— Your task —
In the entries below, find the lines that contain the word "accent" and copy them.

Supplied data: Begin

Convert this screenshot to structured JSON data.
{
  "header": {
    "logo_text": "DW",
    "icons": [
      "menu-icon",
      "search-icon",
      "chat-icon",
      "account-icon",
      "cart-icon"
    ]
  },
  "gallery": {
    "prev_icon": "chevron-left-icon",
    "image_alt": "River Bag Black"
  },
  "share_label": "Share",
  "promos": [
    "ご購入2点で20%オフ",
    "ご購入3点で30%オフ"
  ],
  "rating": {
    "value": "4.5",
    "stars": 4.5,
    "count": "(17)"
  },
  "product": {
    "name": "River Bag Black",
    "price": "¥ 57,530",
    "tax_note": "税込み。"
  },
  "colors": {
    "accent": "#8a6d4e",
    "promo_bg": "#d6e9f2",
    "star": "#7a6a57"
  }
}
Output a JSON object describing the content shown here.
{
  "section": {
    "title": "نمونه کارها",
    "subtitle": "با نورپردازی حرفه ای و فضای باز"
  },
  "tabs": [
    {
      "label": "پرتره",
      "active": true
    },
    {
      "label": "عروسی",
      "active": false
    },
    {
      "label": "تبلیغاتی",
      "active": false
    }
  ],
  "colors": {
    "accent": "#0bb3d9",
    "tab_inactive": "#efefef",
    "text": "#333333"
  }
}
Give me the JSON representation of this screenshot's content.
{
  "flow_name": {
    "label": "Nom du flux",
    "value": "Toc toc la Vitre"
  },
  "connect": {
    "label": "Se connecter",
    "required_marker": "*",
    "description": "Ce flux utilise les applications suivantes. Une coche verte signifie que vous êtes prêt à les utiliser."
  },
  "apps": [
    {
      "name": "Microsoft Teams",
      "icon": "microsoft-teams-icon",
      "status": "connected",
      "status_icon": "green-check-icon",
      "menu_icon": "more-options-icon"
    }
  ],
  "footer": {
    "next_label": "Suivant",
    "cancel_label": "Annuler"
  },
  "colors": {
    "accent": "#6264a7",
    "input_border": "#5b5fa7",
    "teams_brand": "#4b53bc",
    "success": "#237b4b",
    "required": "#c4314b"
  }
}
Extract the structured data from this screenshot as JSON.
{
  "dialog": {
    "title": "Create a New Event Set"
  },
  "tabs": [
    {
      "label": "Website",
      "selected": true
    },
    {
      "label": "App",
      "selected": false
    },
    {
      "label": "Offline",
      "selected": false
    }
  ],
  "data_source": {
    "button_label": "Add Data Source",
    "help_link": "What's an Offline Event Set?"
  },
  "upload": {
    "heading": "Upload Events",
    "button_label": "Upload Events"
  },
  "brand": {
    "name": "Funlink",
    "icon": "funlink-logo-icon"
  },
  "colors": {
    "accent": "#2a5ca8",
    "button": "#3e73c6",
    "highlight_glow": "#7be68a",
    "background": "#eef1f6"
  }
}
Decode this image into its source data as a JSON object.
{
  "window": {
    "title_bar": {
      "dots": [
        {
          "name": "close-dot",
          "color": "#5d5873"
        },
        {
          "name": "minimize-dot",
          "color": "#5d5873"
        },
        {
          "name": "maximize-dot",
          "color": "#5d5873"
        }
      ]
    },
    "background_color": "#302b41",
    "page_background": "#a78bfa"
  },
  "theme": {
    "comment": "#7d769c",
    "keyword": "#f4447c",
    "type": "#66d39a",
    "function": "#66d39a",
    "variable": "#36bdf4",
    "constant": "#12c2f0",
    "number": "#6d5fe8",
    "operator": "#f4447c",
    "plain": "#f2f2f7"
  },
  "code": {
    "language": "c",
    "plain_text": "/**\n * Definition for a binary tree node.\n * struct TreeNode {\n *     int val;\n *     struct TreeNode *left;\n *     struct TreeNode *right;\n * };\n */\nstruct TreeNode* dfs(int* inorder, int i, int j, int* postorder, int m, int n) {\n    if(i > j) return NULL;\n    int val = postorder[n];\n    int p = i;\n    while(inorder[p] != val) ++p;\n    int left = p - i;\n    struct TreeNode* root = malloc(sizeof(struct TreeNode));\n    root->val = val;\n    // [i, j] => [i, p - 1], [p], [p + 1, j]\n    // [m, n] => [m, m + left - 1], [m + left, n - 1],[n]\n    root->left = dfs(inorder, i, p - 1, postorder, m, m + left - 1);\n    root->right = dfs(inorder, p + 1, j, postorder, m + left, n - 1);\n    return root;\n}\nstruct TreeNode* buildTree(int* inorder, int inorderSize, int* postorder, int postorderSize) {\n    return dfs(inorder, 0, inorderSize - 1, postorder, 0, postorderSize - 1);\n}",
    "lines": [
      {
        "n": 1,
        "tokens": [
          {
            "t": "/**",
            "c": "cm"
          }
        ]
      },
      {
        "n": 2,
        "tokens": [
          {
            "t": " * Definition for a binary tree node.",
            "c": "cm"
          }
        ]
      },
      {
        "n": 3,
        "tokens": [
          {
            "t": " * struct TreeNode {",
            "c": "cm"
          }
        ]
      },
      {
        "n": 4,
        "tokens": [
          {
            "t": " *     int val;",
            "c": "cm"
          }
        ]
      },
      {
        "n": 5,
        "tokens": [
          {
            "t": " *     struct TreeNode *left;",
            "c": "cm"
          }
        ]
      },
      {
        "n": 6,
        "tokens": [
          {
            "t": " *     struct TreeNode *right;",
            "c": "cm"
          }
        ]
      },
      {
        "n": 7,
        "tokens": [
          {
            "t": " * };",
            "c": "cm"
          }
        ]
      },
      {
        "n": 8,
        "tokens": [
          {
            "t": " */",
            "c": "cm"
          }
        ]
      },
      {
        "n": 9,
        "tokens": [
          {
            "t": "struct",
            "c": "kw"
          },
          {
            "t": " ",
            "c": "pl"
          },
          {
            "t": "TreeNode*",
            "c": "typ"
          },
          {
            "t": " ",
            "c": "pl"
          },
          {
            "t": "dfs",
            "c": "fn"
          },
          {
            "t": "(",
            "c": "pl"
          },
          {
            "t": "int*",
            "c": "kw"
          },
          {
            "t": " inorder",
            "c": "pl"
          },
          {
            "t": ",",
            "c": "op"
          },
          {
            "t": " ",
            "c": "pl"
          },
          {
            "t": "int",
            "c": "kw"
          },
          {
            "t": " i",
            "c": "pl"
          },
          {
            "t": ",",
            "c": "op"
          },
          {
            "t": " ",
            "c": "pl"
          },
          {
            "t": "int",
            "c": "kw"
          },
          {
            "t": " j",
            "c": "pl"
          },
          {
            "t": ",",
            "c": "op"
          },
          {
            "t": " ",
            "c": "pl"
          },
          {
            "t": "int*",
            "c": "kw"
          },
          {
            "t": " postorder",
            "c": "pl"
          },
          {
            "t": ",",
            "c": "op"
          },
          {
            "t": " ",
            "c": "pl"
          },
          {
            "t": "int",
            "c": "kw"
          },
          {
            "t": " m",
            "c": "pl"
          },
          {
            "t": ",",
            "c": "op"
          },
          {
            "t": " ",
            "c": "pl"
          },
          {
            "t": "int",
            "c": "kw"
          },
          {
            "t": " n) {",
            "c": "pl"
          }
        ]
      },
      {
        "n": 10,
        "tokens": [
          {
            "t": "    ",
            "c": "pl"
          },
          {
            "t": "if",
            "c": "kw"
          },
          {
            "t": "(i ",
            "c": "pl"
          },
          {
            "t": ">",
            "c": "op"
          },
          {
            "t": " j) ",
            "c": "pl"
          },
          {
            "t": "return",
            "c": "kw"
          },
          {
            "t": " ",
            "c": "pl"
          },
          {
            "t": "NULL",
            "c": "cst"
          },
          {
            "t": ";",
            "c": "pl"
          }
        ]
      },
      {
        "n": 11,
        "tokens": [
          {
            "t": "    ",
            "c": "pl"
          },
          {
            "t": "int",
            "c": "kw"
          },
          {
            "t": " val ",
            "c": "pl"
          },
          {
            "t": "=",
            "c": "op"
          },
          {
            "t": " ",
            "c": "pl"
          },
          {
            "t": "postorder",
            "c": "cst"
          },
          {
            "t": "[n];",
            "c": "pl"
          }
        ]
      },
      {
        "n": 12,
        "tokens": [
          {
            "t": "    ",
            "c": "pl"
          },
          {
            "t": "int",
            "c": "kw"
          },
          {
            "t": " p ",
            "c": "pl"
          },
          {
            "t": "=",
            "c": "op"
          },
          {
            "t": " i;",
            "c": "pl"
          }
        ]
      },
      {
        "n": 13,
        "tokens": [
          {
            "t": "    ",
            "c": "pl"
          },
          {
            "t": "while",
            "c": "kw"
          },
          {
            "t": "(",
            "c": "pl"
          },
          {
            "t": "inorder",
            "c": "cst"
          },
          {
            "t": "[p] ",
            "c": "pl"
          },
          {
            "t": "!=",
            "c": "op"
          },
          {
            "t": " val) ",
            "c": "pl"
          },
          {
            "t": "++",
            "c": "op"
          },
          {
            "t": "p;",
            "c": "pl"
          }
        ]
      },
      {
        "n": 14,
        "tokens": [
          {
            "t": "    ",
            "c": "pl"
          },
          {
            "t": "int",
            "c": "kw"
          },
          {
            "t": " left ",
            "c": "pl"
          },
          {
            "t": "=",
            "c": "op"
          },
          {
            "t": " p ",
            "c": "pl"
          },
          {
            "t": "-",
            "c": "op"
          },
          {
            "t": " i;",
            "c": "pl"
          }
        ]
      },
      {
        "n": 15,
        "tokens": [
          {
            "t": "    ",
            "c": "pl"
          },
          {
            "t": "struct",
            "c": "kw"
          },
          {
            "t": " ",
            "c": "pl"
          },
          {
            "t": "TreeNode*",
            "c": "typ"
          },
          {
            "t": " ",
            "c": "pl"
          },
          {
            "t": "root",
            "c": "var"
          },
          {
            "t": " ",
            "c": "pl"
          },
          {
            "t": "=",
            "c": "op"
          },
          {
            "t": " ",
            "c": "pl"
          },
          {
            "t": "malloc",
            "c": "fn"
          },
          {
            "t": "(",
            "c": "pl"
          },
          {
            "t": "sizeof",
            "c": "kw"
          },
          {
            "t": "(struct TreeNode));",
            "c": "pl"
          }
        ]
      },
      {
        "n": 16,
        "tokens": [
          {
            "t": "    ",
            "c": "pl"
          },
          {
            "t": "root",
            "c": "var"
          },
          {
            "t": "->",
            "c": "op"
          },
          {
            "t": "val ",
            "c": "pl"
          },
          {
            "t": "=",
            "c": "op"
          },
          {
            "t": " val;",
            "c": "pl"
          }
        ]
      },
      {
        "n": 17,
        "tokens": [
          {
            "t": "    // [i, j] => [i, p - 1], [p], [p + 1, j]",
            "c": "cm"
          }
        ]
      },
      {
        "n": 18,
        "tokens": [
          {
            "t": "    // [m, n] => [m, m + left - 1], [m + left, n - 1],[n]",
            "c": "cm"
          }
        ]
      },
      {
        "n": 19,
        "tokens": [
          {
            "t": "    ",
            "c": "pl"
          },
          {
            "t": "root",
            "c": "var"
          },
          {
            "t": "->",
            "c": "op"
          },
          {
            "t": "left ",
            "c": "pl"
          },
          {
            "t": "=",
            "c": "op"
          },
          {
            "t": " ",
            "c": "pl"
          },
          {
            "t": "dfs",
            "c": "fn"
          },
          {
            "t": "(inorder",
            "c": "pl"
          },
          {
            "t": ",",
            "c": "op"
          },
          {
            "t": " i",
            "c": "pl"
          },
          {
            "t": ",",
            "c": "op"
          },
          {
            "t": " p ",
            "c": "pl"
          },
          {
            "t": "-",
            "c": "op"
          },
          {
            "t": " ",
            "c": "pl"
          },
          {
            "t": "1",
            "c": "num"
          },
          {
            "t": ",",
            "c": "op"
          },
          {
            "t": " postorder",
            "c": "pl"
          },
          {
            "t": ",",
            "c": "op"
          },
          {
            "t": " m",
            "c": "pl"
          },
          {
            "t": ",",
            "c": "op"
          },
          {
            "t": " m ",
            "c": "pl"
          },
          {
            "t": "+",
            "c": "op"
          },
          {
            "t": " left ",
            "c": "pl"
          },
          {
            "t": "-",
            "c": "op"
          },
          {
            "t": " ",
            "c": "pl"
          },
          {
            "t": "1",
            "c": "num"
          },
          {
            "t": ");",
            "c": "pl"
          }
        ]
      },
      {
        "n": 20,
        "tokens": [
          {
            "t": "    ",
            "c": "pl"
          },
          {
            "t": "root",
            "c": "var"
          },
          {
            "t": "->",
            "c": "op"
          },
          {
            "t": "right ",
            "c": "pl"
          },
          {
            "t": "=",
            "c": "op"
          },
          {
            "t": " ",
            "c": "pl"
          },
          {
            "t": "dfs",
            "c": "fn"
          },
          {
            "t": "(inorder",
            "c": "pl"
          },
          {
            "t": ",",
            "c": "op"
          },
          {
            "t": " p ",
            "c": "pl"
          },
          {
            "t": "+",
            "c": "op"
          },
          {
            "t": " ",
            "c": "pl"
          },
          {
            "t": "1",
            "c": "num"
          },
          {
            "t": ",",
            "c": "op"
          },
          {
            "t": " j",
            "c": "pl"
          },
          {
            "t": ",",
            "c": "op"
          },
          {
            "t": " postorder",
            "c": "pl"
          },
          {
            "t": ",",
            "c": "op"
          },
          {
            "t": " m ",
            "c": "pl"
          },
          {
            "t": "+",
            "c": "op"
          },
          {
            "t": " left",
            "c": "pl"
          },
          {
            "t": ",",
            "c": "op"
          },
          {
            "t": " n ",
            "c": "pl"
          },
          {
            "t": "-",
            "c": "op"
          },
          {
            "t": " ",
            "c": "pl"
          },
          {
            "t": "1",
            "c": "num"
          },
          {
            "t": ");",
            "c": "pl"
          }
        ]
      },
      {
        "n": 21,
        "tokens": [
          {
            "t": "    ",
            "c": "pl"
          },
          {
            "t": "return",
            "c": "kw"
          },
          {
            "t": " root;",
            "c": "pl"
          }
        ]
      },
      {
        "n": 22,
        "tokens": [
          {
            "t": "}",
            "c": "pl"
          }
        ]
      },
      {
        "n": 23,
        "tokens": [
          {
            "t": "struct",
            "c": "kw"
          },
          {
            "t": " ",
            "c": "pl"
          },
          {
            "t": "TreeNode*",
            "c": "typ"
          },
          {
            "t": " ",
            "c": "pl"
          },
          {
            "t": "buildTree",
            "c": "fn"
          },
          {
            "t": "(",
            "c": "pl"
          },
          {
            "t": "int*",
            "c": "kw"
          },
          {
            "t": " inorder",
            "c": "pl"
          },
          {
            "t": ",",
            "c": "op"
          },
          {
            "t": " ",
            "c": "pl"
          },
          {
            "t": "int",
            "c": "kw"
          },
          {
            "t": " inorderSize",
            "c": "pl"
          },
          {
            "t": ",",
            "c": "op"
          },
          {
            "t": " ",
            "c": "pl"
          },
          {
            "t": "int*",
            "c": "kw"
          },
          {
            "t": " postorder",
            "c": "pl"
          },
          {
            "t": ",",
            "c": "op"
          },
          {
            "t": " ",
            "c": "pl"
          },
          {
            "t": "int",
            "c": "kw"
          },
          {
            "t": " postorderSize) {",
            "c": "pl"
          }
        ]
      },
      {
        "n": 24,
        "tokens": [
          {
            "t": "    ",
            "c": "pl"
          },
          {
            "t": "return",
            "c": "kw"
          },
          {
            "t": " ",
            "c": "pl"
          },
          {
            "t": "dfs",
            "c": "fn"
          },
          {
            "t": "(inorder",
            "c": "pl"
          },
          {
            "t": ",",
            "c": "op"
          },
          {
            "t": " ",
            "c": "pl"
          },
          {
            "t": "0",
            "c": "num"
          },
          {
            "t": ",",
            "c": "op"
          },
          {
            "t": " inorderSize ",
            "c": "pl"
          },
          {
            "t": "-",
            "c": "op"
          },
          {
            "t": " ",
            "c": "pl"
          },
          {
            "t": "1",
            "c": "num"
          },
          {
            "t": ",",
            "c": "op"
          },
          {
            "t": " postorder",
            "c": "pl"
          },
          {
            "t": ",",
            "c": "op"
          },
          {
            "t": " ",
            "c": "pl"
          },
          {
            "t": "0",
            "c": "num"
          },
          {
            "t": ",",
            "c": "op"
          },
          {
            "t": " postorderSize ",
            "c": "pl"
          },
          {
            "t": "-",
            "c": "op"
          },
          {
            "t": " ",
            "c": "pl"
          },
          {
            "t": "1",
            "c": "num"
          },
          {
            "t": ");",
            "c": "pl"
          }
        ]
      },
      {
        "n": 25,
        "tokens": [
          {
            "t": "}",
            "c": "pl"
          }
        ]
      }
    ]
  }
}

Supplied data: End

— Answer area —
    "accent": "#8a6d4e",
    "accent": "#0bb3d9",
    "accent": "#6264a7",
    "accent": "#2a5ca8",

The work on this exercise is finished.